Significance of sustainability

on the rise in logistics

Strategic sustainability management is becoming more and more important in the transport and logistics sector, and there are several reasons for this: greater environmental awareness among the general public, increasing pressure on costs in the use of resources as well as legal requirements.

For example, large capital-market-oriented companies with more than 500 employees in Germany have been obligated to comply with the Corporate Social Responsibility (CSR) policy of the European Union since March 2017. In future, they must provide information on important aspects of the environment, social affairs, human rights, workers’ rights and the fight against corruption. Furthermore, the federal government of Germany already adopted the National Action Plan (NAP) at the end of 2016 in order to implement the UN Guiding Principles for Business and Human Rights. The government is thereby ensuring that German companies best promote human rights along the entire supply and value chain worldwide.

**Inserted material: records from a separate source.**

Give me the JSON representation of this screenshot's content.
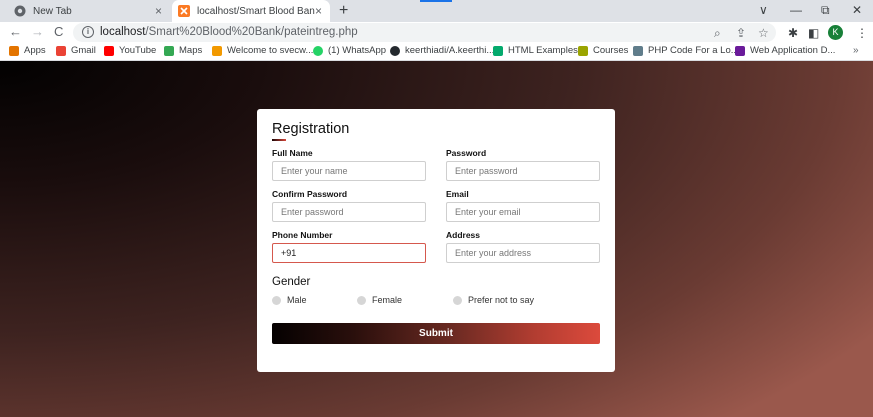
{
  "browser": {
    "tabs": [
      {
        "title": "New Tab",
        "close": "×"
      },
      {
        "title": "localhost/Smart Blood Bank/pateintreg.php",
        "close": "×"
      }
    ],
    "new_tab": "+",
    "window_controls": {
      "menu": "∨",
      "minimize": "—",
      "restore": "⧉",
      "close": "✕"
    },
    "nav": {
      "back": "←",
      "forward": "→",
      "reload": "C"
    },
    "url_host": "localhost",
    "url_path": "/Smart%20Blood%20Bank/pateintreg.php",
    "profile_initial": "K",
    "bookmarks": [
      {
        "label": "Apps",
        "color": "#e37400"
      },
      {
        "label": "Gmail",
        "color": "#ea4335"
      },
      {
        "label": "YouTube",
        "color": "#ff0000"
      },
      {
        "label": "Maps",
        "color": "#34a853"
      },
      {
        "label": "Welcome to svecw....",
        "color": "#f29900"
      },
      {
        "label": "(1) WhatsApp",
        "color": "#25d366"
      },
      {
        "label": "keerthiadi/A.keerthi...",
        "color": "#24292e"
      },
      {
        "label": "HTML Examples",
        "color": "#04aa6d"
      },
      {
        "label": "Courses",
        "color": "#9aa400"
      },
      {
        "label": "PHP Code For a Lo...",
        "color": "#607d8b"
      },
      {
        "label": "Web Application D...",
        "color": "#6a1b9a"
      }
    ],
    "bookmarks_more": "»"
  },
  "form": {
    "title": "Registration",
    "fields": {
      "full_name": {
        "label": "Full Name",
        "placeholder": "Enter your name",
        "value": ""
      },
      "password": {
        "label": "Password",
        "placeholder": "Enter password",
        "value": ""
      },
      "confirm_password": {
        "label": "Confirm Password",
        "placeholder": "Enter password",
        "value": ""
      },
      "email": {
        "label": "Email",
        "placeholder": "Enter your email",
        "value": ""
      },
      "phone": {
        "label": "Phone Number",
        "placeholder": "",
        "value": "+91"
      },
      "address": {
        "label": "Address",
        "placeholder": "Enter your address",
        "value": ""
      }
    },
    "gender": {
      "title": "Gender",
      "options": [
        "Male",
        "Female",
        "Prefer not to say"
      ]
    },
    "submit_label": "Submit"
  },
  "colors": {
    "accent": "#d9483b",
    "profile": "#188038"
  }
}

“Lean and Green” sustainability initiative

For Björn Anderseck, manager at Mars Germany, “Lean and Green” is the perfect platform for a sustainable supply chain.

Logistic specialists and service providers are faced with a huge challenge, especially in light of the ever-increasing flow of goods and cross-border trade fueled by booming e-commerce. There’s growing pressure along the entire supply chain: partner companies increasingly demand precise information about the CO2 emissions from transport. That’s why confectionery manufacturer Mars only cooperates with logistics service providers participating in the international initiative “Lean and Green”. Companies are thus rewarded for their commitment to reducing CO2, says the standardization organization GS1 Germany. Mars was the first company to incorporate participating in the initiative as an evaluation criterion for its transport and warehouse tendering process. “Mars is pursuing the goal of becoming ‘sustainable in a generation’. The supply chain can make a vital contribution to this endeavor,” says Björn Anderseck, availability & distribution manager at Mars Germany.

Many retail companies and logistics service providers, however, find it difficult to calculate their own carbon footprint, optimize supply chains or provide the necessary data for sustainability reporting, for example. SAP service providers such as abat provide industry-specific support on how to combine process and IT expertise with sustainability know-how. The company is already providing consulting to companies active in the logistics industry, such as Bosch, Daimler, DHL, Thyssen-Krupp, VS Heibo Logistics, etc.

Text by Lisa Reggentin and Benjamin Klare
Photos: Shutterstock, Mars